### Data for this task:
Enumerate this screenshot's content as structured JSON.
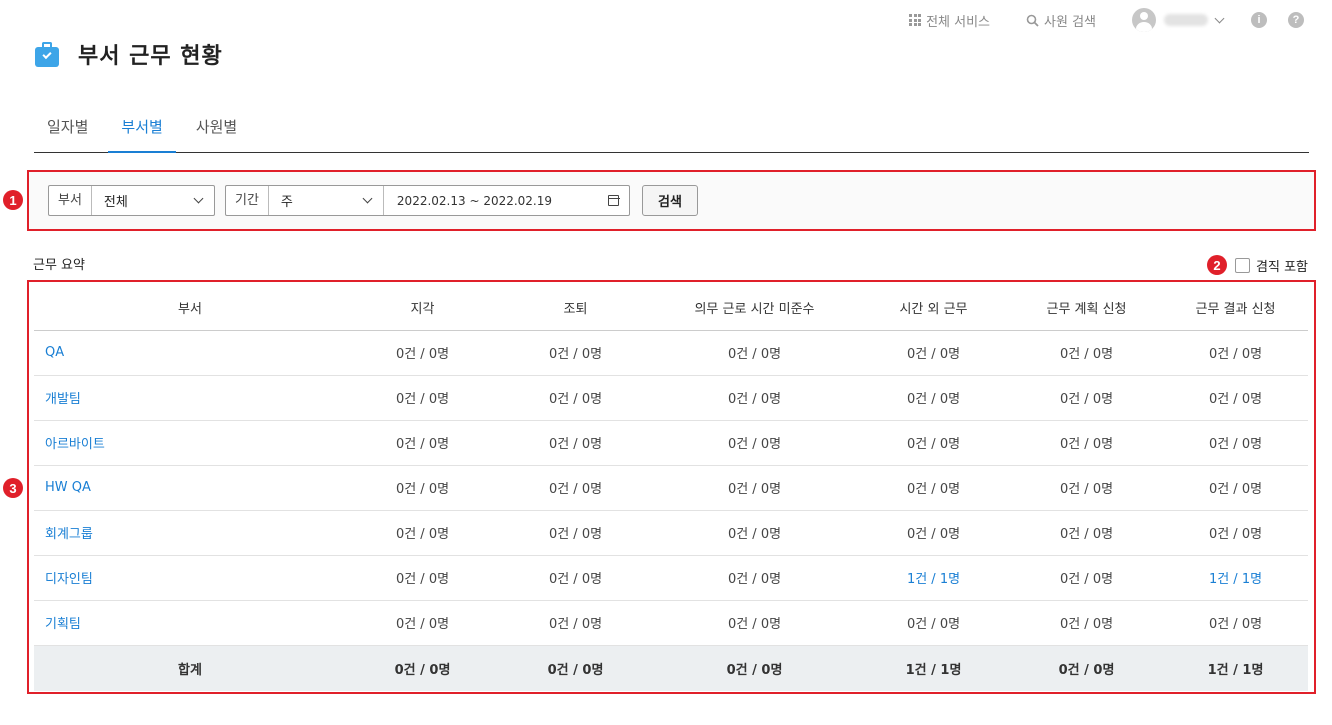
{
  "topbar": {
    "services_label": "전체 서비스",
    "search_label": "사원 검색"
  },
  "page": {
    "title": "부서 근무 현황"
  },
  "tabs": [
    {
      "label": "일자별",
      "active": false
    },
    {
      "label": "부서별",
      "active": true
    },
    {
      "label": "사원별",
      "active": false
    }
  ],
  "markers": [
    "1",
    "2",
    "3"
  ],
  "filters": {
    "dept_label": "부서",
    "dept_value": "전체",
    "period_label": "기간",
    "period_value": "주",
    "date_range": "2022.02.13 ~ 2022.02.19",
    "search_button": "검색"
  },
  "summary": {
    "title": "근무 요약",
    "concurrent_label": "겸직 포함",
    "concurrent_checked": false
  },
  "table": {
    "headers": [
      "부서",
      "지각",
      "조퇴",
      "의무 근로 시간 미준수",
      "시간 외 근무",
      "근무 계획 신청",
      "근무 결과 신청"
    ],
    "rows": [
      {
        "dept": "QA",
        "late": "0건 / 0명",
        "early": "0건 / 0명",
        "mandatory": "0건 / 0명",
        "overtime": "0건 / 0명",
        "plan": "0건 / 0명",
        "result": "0건 / 0명"
      },
      {
        "dept": "개발팀",
        "late": "0건 / 0명",
        "early": "0건 / 0명",
        "mandatory": "0건 / 0명",
        "overtime": "0건 / 0명",
        "plan": "0건 / 0명",
        "result": "0건 / 0명"
      },
      {
        "dept": "아르바이트",
        "late": "0건 / 0명",
        "early": "0건 / 0명",
        "mandatory": "0건 / 0명",
        "overtime": "0건 / 0명",
        "plan": "0건 / 0명",
        "result": "0건 / 0명"
      },
      {
        "dept": "HW QA",
        "late": "0건 / 0명",
        "early": "0건 / 0명",
        "mandatory": "0건 / 0명",
        "overtime": "0건 / 0명",
        "plan": "0건 / 0명",
        "result": "0건 / 0명"
      },
      {
        "dept": "회계그룹",
        "late": "0건 / 0명",
        "early": "0건 / 0명",
        "mandatory": "0건 / 0명",
        "overtime": "0건 / 0명",
        "plan": "0건 / 0명",
        "result": "0건 / 0명"
      },
      {
        "dept": "디자인팀",
        "late": "0건 / 0명",
        "early": "0건 / 0명",
        "mandatory": "0건 / 0명",
        "overtime": "1건 / 1명",
        "plan": "0건 / 0명",
        "result": "1건 / 1명"
      },
      {
        "dept": "기획팀",
        "late": "0건 / 0명",
        "early": "0건 / 0명",
        "mandatory": "0건 / 0명",
        "overtime": "0건 / 0명",
        "plan": "0건 / 0명",
        "result": "0건 / 0명"
      }
    ],
    "total": {
      "label": "합계",
      "late": "0건 / 0명",
      "early": "0건 / 0명",
      "mandatory": "0건 / 0명",
      "overtime": "1건 / 1명",
      "plan": "0건 / 0명",
      "result": "1건 / 1명"
    }
  },
  "colors": {
    "accent": "#1a7fd4",
    "marker": "#e0202a",
    "icon_blue": "#3da5e8"
  }
}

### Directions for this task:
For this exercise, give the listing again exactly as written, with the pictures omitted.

### Solution to this problem:
Enumerate this screenshot's content as structured JSON.
{
  "topbar": {
    "services_label": "전체 서비스",
    "search_label": "사원 검색"
  },
  "page": {
    "title": "부서 근무 현황"
  },
  "tabs": [
    {
      "label": "일자별",
      "active": false
    },
    {
      "label": "부서별",
      "active": true
    },
    {
      "label": "사원별",
      "active": false
    }
  ],
  "markers": [
    "1",
    "2",
    "3"
  ],
  "filters": {
    "dept_label": "부서",
    "dept_value": "전체",
    "period_label": "기간",
    "period_value": "주",
    "date_range": "2022.02.13 ~ 2022.02.19",
    "search_button": "검색"
  },
  "summary": {
    "title": "근무 요약",
    "concurrent_label": "겸직 포함",
    "concurrent_checked": false
  },
  "table": {
    "headers": [
      "부서",
      "지각",
      "조퇴",
      "의무 근로 시간 미준수",
      "시간 외 근무",
      "근무 계획 신청",
      "근무 결과 신청"
    ],
    "rows": [
      {
        "dept": "QA",
        "late": "0건 / 0명",
        "early": "0건 / 0명",
        "mandatory": "0건 / 0명",
        "overtime": "0건 / 0명",
        "plan": "0건 / 0명",
        "result": "0건 / 0명"
      },
      {
        "dept": "개발팀",
        "late": "0건 / 0명",
        "early": "0건 / 0명",
        "mandatory": "0건 / 0명",
        "overtime": "0건 / 0명",
        "plan": "0건 / 0명",
        "result": "0건 / 0명"
      },
      {
        "dept": "아르바이트",
        "late": "0건 / 0명",
        "early": "0건 / 0명",
        "mandatory": "0건 / 0명",
        "overtime": "0건 / 0명",
        "plan": "0건 / 0명",
        "result": "0건 / 0명"
      },
      {
        "dept": "HW QA",
        "late": "0건 / 0명",
        "early": "0건 / 0명",
        "mandatory": "0건 / 0명",
        "overtime": "0건 / 0명",
        "plan": "0건 / 0명",
        "result": "0건 / 0명"
      },
      {
        "dept": "회계그룹",
        "late": "0건 / 0명",
        "early": "0건 / 0명",
        "mandatory": "0건 / 0명",
        "overtime": "0건 / 0명",
        "plan": "0건 / 0명",
        "result": "0건 / 0명"
      },
      {
        "dept": "디자인팀",
        "late": "0건 / 0명",
        "early": "0건 / 0명",
        "mandatory": "0건 / 0명",
        "overtime": "1건 / 1명",
        "plan": "0건 / 0명",
        "result": "1건 / 1명"
      },
      {
        "dept": "기획팀",
        "late": "0건 / 0명",
        "early": "0건 / 0명",
        "mandatory": "0건 / 0명",
        "overtime": "0건 / 0명",
        "plan": "0건 / 0명",
        "result": "0건 / 0명"
      }
    ],
    "total": {
      "label": "합계",
      "late": "0건 / 0명",
      "early": "0건 / 0명",
      "mandatory": "0건 / 0명",
      "overtime": "1건 / 1명",
      "plan": "0건 / 0명",
      "result": "1건 / 1명"
    }
  },
  "colors": {
    "accent": "#1a7fd4",
    "marker": "#e0202a",
    "icon_blue": "#3da5e8"
  }
}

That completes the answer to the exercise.